The IRS sends a CP 2000 to provide detailed information about those differences, the changes proposed, and what to do if they agree or disagree with the proposal. The CP 2000 reflects any corrections the IRS made to your original return, and considers those changes in a recalculation of the tax due. It is possible that these changes result in a decrease in tax due, but usually an increase is the result.
An individual may receive the following documents along with the CP 2000:
· Notice 609, Privacy Act Notice
· Publication 5, Your Appeal Rights and How to Prepare a Protest if You Don't Agree
· Publication 1, Your Rights as a Taxpayer
· Publication 594, What You Should Know About The IRS Collection Process
The CP 2000 is only a proposal that offers you an opportunity to disagree, partially agree, or agree with the proposed changes. The IRS has not charged any additional tax at this point. It's important that you respond to the CP 2000 by the due date shown on the notice. If you don't, the IRS assumes the proposed changes are correct and will continue processing the proposal ultimately to an assessment. If you can't respond by the due date on the notice because you need more time to research your records, you can call the IRS to request an extension.
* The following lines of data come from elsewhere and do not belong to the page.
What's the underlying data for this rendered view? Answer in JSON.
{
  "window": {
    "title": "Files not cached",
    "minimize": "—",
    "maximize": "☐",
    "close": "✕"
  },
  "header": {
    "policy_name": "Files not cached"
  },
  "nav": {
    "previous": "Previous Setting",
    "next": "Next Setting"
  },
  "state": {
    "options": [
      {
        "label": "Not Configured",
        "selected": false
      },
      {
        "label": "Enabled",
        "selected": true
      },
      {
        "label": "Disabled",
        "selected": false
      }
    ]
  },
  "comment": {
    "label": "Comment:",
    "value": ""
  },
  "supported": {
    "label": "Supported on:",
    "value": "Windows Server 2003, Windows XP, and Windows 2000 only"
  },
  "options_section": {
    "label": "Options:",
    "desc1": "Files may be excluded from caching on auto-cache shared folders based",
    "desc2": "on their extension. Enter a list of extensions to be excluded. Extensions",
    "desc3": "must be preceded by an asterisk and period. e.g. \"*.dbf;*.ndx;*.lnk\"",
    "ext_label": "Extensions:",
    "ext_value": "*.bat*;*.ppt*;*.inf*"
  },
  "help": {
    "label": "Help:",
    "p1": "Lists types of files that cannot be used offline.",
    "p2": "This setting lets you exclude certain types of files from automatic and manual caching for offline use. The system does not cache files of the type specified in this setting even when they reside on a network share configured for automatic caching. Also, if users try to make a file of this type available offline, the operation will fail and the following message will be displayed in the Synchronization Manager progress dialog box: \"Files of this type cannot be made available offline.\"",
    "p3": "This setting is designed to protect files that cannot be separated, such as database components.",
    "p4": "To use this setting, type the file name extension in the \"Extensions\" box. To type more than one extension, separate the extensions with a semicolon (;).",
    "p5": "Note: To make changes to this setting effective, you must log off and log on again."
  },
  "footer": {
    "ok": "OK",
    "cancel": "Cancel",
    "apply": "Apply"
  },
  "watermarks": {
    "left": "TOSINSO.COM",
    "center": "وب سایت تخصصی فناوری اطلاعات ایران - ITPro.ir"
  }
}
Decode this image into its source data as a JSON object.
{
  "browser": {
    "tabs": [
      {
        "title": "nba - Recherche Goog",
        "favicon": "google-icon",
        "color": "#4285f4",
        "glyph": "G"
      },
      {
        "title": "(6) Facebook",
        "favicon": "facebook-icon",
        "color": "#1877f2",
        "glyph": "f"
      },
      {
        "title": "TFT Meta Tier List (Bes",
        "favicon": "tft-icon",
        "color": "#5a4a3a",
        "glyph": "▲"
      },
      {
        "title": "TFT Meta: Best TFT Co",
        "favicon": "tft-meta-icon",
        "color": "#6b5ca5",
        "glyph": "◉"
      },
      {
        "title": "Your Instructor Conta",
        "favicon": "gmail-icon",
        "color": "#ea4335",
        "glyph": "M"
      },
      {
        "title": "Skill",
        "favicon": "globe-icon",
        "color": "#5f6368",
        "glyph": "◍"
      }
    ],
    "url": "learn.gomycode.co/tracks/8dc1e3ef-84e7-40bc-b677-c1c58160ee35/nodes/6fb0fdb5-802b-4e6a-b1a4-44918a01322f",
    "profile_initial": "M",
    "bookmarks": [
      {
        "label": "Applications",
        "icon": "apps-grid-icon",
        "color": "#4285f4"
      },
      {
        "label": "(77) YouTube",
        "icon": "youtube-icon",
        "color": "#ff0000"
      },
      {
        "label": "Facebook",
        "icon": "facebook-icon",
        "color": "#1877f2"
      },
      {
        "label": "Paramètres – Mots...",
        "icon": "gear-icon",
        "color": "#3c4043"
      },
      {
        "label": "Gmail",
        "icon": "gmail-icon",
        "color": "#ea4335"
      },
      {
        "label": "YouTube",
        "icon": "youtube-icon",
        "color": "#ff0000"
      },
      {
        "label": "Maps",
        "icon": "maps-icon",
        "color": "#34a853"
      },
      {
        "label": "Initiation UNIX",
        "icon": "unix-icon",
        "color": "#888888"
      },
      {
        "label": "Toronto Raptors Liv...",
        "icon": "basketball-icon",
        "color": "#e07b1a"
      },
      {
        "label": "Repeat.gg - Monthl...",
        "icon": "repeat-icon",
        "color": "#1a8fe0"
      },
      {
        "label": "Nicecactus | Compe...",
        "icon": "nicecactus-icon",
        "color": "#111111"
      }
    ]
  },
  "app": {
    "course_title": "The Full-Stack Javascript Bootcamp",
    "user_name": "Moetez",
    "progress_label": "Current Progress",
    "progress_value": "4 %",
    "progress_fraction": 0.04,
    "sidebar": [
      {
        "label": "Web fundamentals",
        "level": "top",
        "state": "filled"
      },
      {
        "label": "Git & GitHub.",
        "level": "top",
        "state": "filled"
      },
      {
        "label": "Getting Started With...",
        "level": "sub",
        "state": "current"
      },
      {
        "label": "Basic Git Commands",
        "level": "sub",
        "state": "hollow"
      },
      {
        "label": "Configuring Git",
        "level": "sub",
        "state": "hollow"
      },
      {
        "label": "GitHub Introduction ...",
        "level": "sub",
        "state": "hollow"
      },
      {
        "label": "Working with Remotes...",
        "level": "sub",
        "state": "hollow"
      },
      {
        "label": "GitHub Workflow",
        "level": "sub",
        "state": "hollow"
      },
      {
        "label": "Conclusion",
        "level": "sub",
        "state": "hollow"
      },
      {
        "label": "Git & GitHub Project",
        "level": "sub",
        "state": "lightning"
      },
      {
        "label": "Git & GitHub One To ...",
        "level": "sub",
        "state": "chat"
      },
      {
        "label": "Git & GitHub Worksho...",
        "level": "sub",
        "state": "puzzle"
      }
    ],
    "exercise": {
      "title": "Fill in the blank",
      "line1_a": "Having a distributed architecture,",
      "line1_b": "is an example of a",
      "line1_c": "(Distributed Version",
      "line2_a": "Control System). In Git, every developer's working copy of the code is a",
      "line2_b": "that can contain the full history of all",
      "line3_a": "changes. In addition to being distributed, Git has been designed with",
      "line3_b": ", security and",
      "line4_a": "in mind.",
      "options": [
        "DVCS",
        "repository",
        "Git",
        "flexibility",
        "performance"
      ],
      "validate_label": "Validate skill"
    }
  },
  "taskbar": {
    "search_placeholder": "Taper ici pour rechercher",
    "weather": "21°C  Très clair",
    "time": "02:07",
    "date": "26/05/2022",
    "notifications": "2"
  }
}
Generally, they will allow an extension 30 days beyond the response date shown on the notice. It's important to remember that additional interest and any applicable penalties will accrue on the account during the period of the extension if the tax increase is correct.
If you receive a CP 2000, contact us right away!